Given information section start

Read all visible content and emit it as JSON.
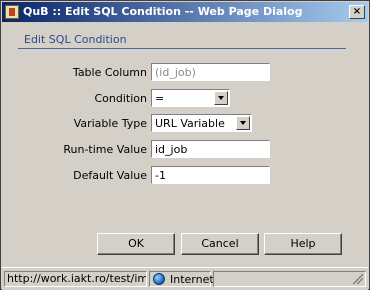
{
  "window": {
    "title": "QuB :: Edit SQL Condition -- Web Page Dialog",
    "close_label": "×"
  },
  "section": {
    "title": "Edit SQL Condition"
  },
  "form": {
    "table_column": {
      "label": "Table Column",
      "value": "(id_job)"
    },
    "condition": {
      "label": "Condition",
      "selected": "="
    },
    "variable_type": {
      "label": "Variable Type",
      "selected": "URL Variable"
    },
    "runtime_value": {
      "label": "Run-time Value",
      "value": "id_job"
    },
    "default_value": {
      "label": "Default Value",
      "value": "-1"
    }
  },
  "buttons": {
    "ok": "OK",
    "cancel": "Cancel",
    "help": "Help"
  },
  "statusbar": {
    "url": "http://work.iakt.ro/test/imc/jc",
    "zone": "Internet"
  },
  "icons": {
    "app": "qub-app-icon",
    "close": "close-icon",
    "zone": "globe-icon"
  },
  "colors": {
    "titlebar_start": "#0a246a",
    "titlebar_end": "#a6caf0",
    "section_title": "#2b4b8c",
    "face": "#d4d0c8"
  }
}
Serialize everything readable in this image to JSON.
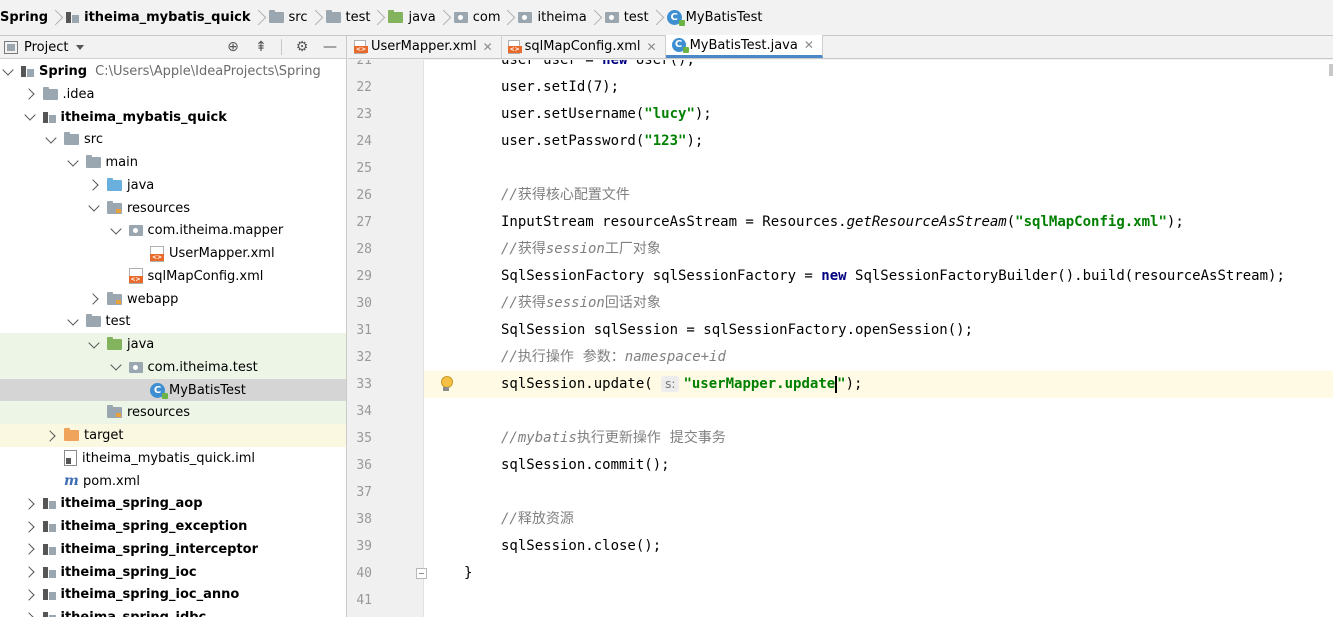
{
  "breadcrumbs": [
    {
      "label": "Spring",
      "icon": "none",
      "bold": true
    },
    {
      "label": "itheima_mybatis_quick",
      "icon": "module-icon",
      "bold": true
    },
    {
      "label": "src",
      "icon": "folder-icon",
      "bold": false
    },
    {
      "label": "test",
      "icon": "folder-icon",
      "bold": false
    },
    {
      "label": "java",
      "icon": "folder-green-icon",
      "bold": false
    },
    {
      "label": "com",
      "icon": "package-icon",
      "bold": false
    },
    {
      "label": "itheima",
      "icon": "package-icon",
      "bold": false
    },
    {
      "label": "test",
      "icon": "package-icon",
      "bold": false
    },
    {
      "label": "MyBatisTest",
      "icon": "class-icon",
      "bold": false
    }
  ],
  "project_panel": {
    "title": "Project",
    "tools": [
      "locate-icon",
      "collapse-all-icon",
      "settings-icon",
      "hide-icon"
    ],
    "tree": [
      {
        "label": "Spring",
        "path": "C:\\Users\\Apple\\IdeaProjects\\Spring",
        "indent": 0,
        "arrow": "down",
        "icon": "module",
        "bold": true,
        "hl": ""
      },
      {
        "label": ".idea",
        "indent": 1,
        "arrow": "right",
        "icon": "folder",
        "bold": false,
        "hl": ""
      },
      {
        "label": "itheima_mybatis_quick",
        "indent": 1,
        "arrow": "down",
        "icon": "module",
        "bold": true,
        "hl": ""
      },
      {
        "label": "src",
        "indent": 2,
        "arrow": "down",
        "icon": "folder",
        "bold": false,
        "hl": ""
      },
      {
        "label": "main",
        "indent": 3,
        "arrow": "down",
        "icon": "folder",
        "bold": false,
        "hl": ""
      },
      {
        "label": "java",
        "indent": 4,
        "arrow": "right",
        "icon": "folder-blue",
        "bold": false,
        "hl": ""
      },
      {
        "label": "resources",
        "indent": 4,
        "arrow": "down",
        "icon": "folder-res",
        "bold": false,
        "hl": ""
      },
      {
        "label": "com.itheima.mapper",
        "indent": 5,
        "arrow": "down",
        "icon": "package",
        "bold": false,
        "hl": ""
      },
      {
        "label": "UserMapper.xml",
        "indent": 6,
        "arrow": "none",
        "icon": "xml",
        "bold": false,
        "hl": ""
      },
      {
        "label": "sqlMapConfig.xml",
        "indent": 5,
        "arrow": "none",
        "icon": "xml",
        "bold": false,
        "hl": ""
      },
      {
        "label": "webapp",
        "indent": 4,
        "arrow": "right",
        "icon": "folder-res",
        "bold": false,
        "hl": ""
      },
      {
        "label": "test",
        "indent": 3,
        "arrow": "down",
        "icon": "folder",
        "bold": false,
        "hl": ""
      },
      {
        "label": "java",
        "indent": 4,
        "arrow": "down",
        "icon": "folder-green",
        "bold": false,
        "hl": "green"
      },
      {
        "label": "com.itheima.test",
        "indent": 5,
        "arrow": "down",
        "icon": "package",
        "bold": false,
        "hl": "green"
      },
      {
        "label": "MyBatisTest",
        "indent": 6,
        "arrow": "none",
        "icon": "class",
        "bold": false,
        "hl": "selected"
      },
      {
        "label": "resources",
        "indent": 4,
        "arrow": "none",
        "icon": "folder-res",
        "bold": false,
        "hl": "green"
      },
      {
        "label": "target",
        "indent": 2,
        "arrow": "right",
        "icon": "folder-orange",
        "bold": false,
        "hl": "yellow"
      },
      {
        "label": "itheima_mybatis_quick.iml",
        "indent": 2,
        "arrow": "none",
        "icon": "iml",
        "bold": false,
        "hl": ""
      },
      {
        "label": "pom.xml",
        "indent": 2,
        "arrow": "none",
        "icon": "maven",
        "bold": false,
        "hl": ""
      },
      {
        "label": "itheima_spring_aop",
        "indent": 1,
        "arrow": "right",
        "icon": "module",
        "bold": true,
        "hl": ""
      },
      {
        "label": "itheima_spring_exception",
        "indent": 1,
        "arrow": "right",
        "icon": "module",
        "bold": true,
        "hl": ""
      },
      {
        "label": "itheima_spring_interceptor",
        "indent": 1,
        "arrow": "right",
        "icon": "module",
        "bold": true,
        "hl": ""
      },
      {
        "label": "itheima_spring_ioc",
        "indent": 1,
        "arrow": "right",
        "icon": "module",
        "bold": true,
        "hl": ""
      },
      {
        "label": "itheima_spring_ioc_anno",
        "indent": 1,
        "arrow": "right",
        "icon": "module",
        "bold": true,
        "hl": ""
      },
      {
        "label": "itheima_spring_jdbc",
        "indent": 1,
        "arrow": "right",
        "icon": "module",
        "bold": true,
        "hl": ""
      }
    ]
  },
  "editor_tabs": [
    {
      "label": "UserMapper.xml",
      "icon": "xml",
      "active": false
    },
    {
      "label": "sqlMapConfig.xml",
      "icon": "xml",
      "active": false
    },
    {
      "label": "MyBatisTest.java",
      "icon": "class",
      "active": true
    }
  ],
  "editor": {
    "current_line": 33,
    "lines": [
      {
        "n": "21",
        "html": "user user = <span class=\"kw\">new</span> User();"
      },
      {
        "n": "22",
        "html": "user.setId(7);"
      },
      {
        "n": "23",
        "html": "user.setUsername(<span class=\"str\">\"lucy\"</span>);"
      },
      {
        "n": "24",
        "html": "user.setPassword(<span class=\"str\">\"123\"</span>);"
      },
      {
        "n": "25",
        "html": ""
      },
      {
        "n": "26",
        "html": "<span class=\"com\">//</span><span class=\"com-cn\">获得核心配置文件</span>"
      },
      {
        "n": "27",
        "html": "InputStream resourceAsStream = Resources.<span class=\"it\">getResourceAsStream</span>(<span class=\"str\">\"sqlMapConfig.xml\"</span>);"
      },
      {
        "n": "28",
        "html": "<span class=\"com\">//</span><span class=\"com-cn\">获得</span><span class=\"com\">session</span><span class=\"com-cn\">工厂对象</span>"
      },
      {
        "n": "29",
        "html": "SqlSessionFactory sqlSessionFactory = <span class=\"kw\">new</span> SqlSessionFactoryBuilder().build(resourceAsStream);"
      },
      {
        "n": "30",
        "html": "<span class=\"com\">//</span><span class=\"com-cn\">获得</span><span class=\"com\">session</span><span class=\"com-cn\">回话对象</span>"
      },
      {
        "n": "31",
        "html": "SqlSession sqlSession = sqlSessionFactory.openSession();"
      },
      {
        "n": "32",
        "html": "<span class=\"com\">//</span><span class=\"com-cn\">执行操作  参数：</span><span class=\"com\">namespace+id</span>"
      },
      {
        "n": "33",
        "html": "sqlSession.update( <span class=\"hint\">s:</span><span class=\"str\">\"userMapper.update</span><span class=\"caret\"></span><span class=\"str\">\"</span>);"
      },
      {
        "n": "34",
        "html": ""
      },
      {
        "n": "35",
        "html": "<span class=\"com\">//mybatis</span><span class=\"com-cn\">执行更新操作  提交事务</span>"
      },
      {
        "n": "36",
        "html": "sqlSession.commit();"
      },
      {
        "n": "37",
        "html": ""
      },
      {
        "n": "38",
        "html": "<span class=\"com\">//</span><span class=\"com-cn\">释放资源</span>"
      },
      {
        "n": "39",
        "html": "sqlSession.close();"
      },
      {
        "n": "40",
        "html": "}"
      },
      {
        "n": "41",
        "html": ""
      }
    ]
  }
}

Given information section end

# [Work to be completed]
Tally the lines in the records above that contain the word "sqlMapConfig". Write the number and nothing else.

# [Answer]
3